=== Your goal ===
Using the records below, find how many lines hold the word "JSON" and reply with only that number.

Supplied records Start Marker

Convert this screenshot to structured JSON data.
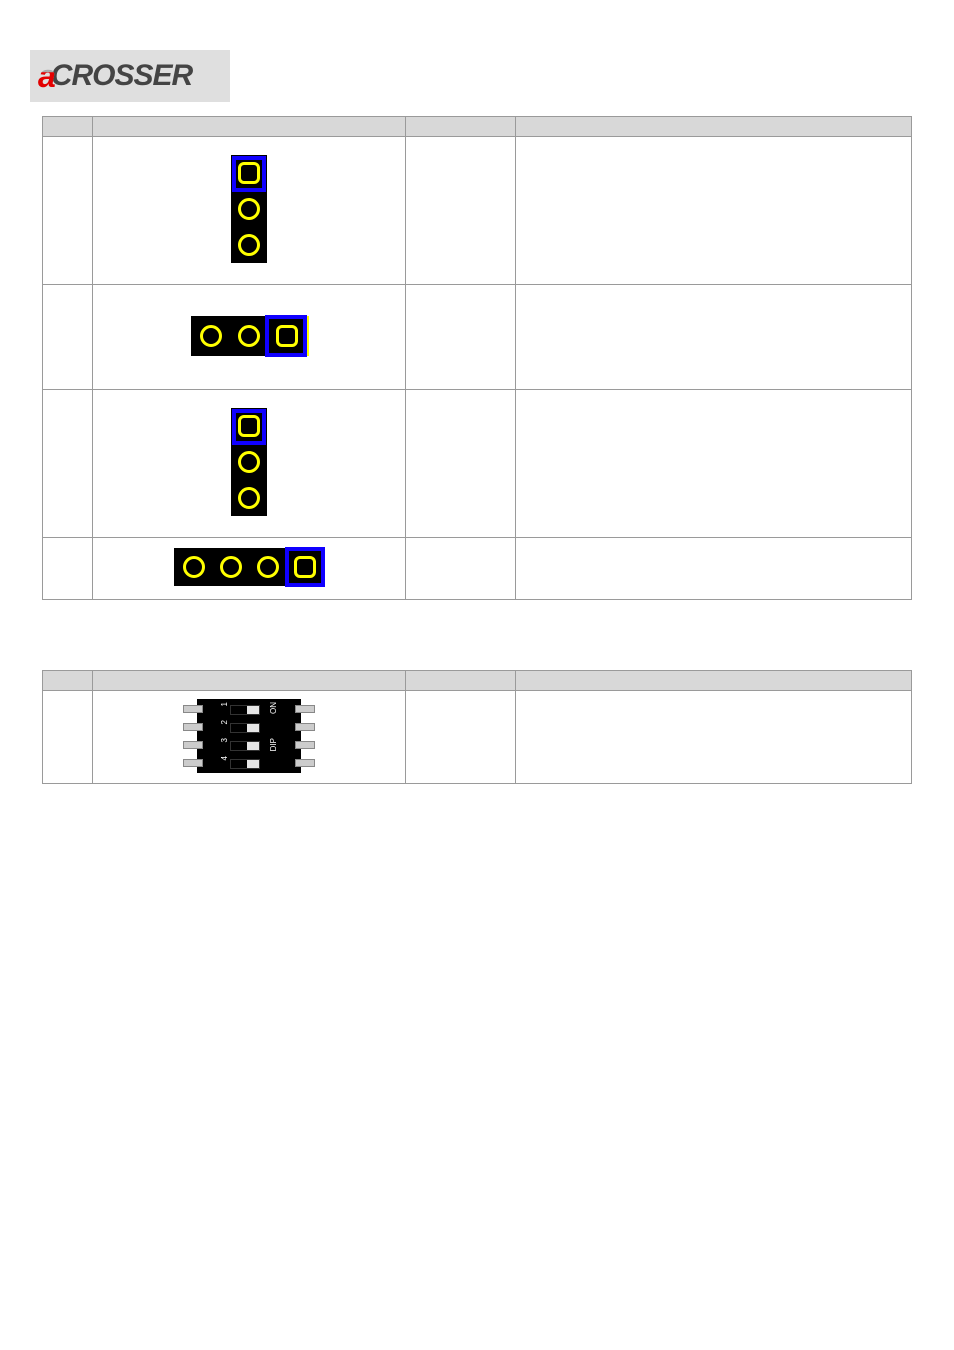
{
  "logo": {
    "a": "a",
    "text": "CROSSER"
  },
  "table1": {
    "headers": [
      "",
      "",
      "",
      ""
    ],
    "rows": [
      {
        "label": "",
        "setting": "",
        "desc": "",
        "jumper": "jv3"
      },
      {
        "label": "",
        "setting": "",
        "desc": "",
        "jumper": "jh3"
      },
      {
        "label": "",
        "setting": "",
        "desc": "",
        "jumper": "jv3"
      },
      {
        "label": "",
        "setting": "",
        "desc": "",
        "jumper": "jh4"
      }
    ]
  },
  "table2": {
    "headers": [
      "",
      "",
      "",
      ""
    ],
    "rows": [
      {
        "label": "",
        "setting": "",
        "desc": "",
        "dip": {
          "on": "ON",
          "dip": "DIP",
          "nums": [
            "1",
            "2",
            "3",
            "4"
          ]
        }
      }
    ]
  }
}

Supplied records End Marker
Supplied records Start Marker

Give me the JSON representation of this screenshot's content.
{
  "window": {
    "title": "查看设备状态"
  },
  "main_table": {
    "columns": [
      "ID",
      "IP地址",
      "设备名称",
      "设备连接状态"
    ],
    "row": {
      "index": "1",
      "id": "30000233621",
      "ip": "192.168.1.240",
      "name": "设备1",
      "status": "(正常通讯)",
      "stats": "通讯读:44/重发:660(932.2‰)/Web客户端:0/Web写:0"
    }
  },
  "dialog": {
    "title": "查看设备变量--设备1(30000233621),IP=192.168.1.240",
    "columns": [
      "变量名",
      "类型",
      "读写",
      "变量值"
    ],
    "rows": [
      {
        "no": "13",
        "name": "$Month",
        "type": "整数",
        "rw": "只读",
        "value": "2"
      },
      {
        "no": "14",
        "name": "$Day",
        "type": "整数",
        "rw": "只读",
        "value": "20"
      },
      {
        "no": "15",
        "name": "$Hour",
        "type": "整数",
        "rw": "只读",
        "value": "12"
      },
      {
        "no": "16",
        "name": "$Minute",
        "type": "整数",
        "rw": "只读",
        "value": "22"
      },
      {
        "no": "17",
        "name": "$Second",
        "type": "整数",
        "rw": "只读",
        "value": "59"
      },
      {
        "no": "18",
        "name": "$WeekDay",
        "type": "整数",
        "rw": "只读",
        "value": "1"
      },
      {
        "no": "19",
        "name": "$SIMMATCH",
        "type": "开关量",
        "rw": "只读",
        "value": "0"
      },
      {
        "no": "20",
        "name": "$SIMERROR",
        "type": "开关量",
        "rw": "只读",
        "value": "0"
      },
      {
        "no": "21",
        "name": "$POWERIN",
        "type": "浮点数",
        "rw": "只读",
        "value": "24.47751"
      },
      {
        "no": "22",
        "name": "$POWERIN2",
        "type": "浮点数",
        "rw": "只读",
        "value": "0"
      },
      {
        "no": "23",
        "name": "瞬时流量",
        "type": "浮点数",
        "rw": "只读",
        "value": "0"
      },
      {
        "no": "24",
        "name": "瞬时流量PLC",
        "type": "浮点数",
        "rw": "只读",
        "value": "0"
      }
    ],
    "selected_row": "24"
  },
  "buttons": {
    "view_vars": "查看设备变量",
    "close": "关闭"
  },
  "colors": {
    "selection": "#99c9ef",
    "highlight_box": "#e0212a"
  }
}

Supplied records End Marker

=== Written reply ===
2